Net neutrality repealed Yesterday, The Legal Genealogist wrote about the proposal before the Federal Communications Commission to repeal net neutrality. That’s the rule that says your internet provider and mine can’t charge us more for accessing, say, The...

Starting tomorrow…

Sign in on FamilySearch Tomorrow. Wednesday, December 13, 2017. That’s the day when access to FamilySearch is going to change. Up until tomorrow, users who aren’t signed in have been able to see some records, some indexes and more. Tomorrow, Wednesday,...

Remembering Halifax

With Christmas trees and records It arrived in Boston in November — a 53-foot white spruce given to the city by the Campbell family of Cape Breton Island. Lit up on Boston Common last week, it was a gift to the people of the City of Boston from the people of...

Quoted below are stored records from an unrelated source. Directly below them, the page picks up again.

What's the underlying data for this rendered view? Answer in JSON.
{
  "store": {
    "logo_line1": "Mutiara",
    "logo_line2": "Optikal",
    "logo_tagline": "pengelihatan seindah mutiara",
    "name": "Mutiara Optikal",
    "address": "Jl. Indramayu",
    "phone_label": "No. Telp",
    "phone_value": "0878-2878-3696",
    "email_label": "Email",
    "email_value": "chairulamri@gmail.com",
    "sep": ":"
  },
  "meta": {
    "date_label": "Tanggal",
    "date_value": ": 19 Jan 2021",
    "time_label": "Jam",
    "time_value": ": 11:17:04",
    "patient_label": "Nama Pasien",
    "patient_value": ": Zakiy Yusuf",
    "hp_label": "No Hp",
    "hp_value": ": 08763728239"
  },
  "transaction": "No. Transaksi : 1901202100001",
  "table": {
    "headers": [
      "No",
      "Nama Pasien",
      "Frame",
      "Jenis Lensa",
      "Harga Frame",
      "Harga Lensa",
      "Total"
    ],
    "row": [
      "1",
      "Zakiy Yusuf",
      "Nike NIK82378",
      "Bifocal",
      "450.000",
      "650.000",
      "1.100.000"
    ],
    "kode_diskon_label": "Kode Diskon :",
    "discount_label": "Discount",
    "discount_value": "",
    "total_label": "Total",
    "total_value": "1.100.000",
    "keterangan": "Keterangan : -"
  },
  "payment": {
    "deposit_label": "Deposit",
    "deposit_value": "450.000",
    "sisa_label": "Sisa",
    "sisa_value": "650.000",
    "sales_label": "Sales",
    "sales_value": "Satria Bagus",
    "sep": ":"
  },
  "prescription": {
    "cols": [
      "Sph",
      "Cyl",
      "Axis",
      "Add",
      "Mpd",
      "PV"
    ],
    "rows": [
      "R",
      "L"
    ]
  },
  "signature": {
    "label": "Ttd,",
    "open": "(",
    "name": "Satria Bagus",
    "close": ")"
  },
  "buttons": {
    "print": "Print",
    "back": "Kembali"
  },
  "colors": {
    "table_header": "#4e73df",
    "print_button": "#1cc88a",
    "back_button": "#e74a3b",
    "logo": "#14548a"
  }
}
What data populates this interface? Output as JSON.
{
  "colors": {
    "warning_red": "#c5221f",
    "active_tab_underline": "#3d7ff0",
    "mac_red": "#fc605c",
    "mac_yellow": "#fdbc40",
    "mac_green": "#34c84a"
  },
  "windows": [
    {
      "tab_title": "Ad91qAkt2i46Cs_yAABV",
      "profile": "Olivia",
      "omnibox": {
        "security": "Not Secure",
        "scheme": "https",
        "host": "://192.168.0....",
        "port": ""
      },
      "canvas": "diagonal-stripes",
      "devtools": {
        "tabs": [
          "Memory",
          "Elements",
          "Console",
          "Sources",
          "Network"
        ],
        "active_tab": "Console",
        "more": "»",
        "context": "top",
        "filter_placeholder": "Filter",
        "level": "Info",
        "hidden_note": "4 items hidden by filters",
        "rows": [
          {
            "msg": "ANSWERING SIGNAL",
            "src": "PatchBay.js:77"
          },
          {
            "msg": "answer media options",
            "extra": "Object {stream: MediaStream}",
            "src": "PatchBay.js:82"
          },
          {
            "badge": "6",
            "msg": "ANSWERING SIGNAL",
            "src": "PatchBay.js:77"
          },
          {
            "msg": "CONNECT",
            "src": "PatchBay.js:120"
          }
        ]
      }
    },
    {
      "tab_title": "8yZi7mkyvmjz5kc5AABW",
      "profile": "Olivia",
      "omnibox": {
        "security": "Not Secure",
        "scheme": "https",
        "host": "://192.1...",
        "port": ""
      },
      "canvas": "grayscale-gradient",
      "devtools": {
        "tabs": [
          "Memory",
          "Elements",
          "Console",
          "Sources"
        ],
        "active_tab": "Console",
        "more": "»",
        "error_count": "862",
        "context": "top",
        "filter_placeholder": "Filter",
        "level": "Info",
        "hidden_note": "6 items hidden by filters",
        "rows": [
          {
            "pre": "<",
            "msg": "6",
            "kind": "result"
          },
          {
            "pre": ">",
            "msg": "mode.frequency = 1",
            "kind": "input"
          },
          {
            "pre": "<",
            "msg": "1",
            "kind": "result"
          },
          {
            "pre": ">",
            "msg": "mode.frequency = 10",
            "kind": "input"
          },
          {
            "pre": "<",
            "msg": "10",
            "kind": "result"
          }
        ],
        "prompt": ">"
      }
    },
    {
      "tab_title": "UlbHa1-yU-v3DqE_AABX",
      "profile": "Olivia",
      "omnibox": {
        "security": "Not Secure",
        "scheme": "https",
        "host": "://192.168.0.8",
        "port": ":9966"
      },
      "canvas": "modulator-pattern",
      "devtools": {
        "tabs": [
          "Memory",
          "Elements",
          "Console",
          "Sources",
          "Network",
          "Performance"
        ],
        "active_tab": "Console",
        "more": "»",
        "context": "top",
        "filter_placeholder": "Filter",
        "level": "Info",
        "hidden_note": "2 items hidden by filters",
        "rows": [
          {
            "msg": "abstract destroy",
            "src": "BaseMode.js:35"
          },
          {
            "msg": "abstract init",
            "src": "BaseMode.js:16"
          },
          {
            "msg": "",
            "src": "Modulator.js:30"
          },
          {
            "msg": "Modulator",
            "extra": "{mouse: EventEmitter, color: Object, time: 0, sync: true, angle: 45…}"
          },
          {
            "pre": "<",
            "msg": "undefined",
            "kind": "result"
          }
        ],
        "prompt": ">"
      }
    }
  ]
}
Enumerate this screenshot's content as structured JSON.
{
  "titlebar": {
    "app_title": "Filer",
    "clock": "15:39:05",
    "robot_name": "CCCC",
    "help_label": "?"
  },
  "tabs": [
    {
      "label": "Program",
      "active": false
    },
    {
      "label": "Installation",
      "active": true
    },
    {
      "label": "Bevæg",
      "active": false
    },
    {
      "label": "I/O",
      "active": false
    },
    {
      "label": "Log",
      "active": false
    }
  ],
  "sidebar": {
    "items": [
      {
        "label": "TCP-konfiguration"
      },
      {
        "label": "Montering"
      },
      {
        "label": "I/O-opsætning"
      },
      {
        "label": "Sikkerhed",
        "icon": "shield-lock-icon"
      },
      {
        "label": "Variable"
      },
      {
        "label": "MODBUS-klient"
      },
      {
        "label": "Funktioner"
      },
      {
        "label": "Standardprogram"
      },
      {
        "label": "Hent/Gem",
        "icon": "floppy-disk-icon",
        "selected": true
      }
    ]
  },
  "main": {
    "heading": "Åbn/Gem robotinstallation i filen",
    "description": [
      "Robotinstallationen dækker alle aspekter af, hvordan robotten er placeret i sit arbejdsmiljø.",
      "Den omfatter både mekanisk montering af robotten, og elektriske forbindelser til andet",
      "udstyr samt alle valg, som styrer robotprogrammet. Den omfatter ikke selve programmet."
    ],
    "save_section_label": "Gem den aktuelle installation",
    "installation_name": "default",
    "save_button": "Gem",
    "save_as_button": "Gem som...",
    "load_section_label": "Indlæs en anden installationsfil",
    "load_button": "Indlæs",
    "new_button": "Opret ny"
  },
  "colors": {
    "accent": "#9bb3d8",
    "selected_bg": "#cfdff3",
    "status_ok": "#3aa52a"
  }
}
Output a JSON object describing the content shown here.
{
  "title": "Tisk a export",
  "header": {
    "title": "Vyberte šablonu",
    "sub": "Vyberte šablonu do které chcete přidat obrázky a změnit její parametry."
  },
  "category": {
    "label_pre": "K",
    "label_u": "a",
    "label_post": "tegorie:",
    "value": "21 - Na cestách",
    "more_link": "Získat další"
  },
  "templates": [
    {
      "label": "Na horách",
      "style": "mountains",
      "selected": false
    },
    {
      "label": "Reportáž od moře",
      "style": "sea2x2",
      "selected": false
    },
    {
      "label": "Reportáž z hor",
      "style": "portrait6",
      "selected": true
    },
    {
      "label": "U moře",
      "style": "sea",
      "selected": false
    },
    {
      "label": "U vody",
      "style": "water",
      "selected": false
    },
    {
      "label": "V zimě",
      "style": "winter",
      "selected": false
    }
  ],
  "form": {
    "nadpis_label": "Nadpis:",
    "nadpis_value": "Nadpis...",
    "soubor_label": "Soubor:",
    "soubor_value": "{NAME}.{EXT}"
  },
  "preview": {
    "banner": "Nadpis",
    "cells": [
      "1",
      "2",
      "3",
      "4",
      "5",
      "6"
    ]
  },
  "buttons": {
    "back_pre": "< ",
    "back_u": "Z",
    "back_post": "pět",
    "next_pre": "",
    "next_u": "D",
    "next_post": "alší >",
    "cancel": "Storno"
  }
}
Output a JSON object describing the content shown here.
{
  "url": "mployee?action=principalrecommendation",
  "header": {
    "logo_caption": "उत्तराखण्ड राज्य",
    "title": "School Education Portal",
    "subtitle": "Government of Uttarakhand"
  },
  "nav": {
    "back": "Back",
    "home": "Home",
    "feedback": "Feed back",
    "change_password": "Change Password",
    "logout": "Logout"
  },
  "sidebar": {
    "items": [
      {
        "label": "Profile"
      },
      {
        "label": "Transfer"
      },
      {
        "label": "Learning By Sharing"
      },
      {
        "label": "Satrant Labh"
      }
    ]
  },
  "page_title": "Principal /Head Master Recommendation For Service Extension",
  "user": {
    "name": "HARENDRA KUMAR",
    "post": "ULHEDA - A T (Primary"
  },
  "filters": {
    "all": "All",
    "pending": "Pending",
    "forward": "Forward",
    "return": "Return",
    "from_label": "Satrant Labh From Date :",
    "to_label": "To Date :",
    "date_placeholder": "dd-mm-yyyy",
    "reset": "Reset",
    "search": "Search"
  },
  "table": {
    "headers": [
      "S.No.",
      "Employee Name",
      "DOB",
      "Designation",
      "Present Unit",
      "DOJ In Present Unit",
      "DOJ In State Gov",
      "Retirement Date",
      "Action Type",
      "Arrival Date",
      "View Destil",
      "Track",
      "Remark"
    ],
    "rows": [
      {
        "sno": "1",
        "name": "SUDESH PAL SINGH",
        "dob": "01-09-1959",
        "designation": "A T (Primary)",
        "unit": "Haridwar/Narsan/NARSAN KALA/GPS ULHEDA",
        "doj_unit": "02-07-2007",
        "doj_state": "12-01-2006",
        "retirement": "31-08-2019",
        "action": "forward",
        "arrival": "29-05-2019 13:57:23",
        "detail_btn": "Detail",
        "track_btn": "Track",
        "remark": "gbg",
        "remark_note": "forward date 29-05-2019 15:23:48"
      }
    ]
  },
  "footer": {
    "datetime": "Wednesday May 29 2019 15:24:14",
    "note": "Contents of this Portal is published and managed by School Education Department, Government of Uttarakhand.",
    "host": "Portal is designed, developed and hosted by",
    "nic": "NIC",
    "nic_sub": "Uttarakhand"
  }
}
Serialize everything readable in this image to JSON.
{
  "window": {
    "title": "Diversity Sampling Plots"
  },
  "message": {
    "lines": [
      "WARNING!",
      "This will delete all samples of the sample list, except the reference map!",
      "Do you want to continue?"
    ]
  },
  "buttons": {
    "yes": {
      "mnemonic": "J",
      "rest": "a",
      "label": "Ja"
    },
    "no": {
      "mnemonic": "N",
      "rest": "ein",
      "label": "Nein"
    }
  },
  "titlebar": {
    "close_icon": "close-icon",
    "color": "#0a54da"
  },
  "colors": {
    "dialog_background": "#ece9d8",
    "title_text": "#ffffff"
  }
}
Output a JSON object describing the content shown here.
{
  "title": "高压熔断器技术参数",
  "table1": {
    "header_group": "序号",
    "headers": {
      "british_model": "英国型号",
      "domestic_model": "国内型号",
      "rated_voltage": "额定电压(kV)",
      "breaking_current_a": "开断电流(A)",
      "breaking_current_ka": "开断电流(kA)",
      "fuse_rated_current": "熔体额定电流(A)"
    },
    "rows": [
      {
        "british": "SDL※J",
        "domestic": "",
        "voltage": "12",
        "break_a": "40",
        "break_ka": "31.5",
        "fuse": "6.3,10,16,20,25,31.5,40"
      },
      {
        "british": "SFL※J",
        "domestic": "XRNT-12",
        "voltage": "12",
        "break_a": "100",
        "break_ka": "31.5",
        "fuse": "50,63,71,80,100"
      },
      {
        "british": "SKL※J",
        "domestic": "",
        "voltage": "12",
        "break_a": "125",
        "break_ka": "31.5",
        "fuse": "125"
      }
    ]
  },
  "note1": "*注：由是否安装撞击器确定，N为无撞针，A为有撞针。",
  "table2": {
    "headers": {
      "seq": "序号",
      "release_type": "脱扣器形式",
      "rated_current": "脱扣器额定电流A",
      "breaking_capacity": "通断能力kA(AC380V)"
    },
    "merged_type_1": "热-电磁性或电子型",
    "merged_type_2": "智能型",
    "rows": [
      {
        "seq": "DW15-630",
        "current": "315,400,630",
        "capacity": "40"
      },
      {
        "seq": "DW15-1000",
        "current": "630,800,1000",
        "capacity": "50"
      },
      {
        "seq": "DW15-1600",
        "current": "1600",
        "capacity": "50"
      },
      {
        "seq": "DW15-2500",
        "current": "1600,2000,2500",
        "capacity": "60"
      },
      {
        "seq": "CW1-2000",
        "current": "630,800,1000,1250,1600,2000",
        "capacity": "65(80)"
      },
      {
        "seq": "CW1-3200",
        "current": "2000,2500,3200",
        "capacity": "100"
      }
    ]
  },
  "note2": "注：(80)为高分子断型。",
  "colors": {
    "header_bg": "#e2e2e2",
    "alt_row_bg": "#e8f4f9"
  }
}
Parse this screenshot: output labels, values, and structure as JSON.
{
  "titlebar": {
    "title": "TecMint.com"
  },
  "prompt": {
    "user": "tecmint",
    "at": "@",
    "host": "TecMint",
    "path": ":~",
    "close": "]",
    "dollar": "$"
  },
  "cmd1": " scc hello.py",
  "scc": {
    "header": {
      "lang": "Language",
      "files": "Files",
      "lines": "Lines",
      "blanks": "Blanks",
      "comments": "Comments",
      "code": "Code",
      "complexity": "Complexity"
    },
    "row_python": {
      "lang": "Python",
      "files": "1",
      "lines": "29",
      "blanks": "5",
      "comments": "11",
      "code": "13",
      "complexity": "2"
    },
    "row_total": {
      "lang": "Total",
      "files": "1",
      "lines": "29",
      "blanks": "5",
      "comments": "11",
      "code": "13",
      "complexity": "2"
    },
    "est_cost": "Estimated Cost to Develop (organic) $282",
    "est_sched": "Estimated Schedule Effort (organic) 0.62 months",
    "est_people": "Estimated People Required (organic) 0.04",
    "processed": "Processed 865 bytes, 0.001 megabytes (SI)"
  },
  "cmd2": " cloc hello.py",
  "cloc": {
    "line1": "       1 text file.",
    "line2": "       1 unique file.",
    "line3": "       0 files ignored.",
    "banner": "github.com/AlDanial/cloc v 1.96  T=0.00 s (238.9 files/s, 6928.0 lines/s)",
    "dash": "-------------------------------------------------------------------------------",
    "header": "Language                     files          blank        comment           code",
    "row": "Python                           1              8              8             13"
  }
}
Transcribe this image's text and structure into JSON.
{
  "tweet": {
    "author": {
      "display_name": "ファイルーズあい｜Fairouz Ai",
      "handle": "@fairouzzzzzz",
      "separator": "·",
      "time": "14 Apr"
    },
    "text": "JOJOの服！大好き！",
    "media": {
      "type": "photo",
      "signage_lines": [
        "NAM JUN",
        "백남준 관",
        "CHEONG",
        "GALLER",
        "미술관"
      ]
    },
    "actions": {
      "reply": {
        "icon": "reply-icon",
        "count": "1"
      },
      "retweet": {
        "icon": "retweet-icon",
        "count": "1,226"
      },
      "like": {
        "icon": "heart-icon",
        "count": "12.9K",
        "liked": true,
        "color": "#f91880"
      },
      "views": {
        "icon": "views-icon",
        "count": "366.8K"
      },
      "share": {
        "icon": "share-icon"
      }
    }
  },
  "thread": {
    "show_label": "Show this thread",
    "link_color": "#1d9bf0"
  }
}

Choosing number 33

Nominations sought for NGS Hall of Fame Thirty two times, the genealogical community has honored one of our best, one that we’ve lost. Thirty two times, the focus has been on someone who has made contributions to the field of genealogy that were of lasting...

Christmas in November?

Good news from FGS It really is like Christmas in November, as an announcement from the Federation of Genealogical Societies (FGS) gives the genealogical community something to be oh so thankful for here on this first day after the Thanksgiving holiday here in the...

The flight of time

Don’t delay in that research “Tempus fugit,” the Latin saying goes, whether we want it to or not. Time flies. And when it has flown its full course, all of us — The Legal Genealogist included — will suffer losses from which there may be no real...

The price of access

Logging in is on its way Like any good red-blooded American genealogist, The Legal Genealogist is a big fan of free. Free records! Free online services! Free! And nobody, but nobody, does free better than FamilySearch. The mega-database research website...

What our ancestors feared

The bounty laws of Tennessee What were our ancestors scared of? Or, put another way, what threatened them, their children, their livelihoods? It’s a story we don’t often tell in our genealogical research… but it’s one where the evidence can be...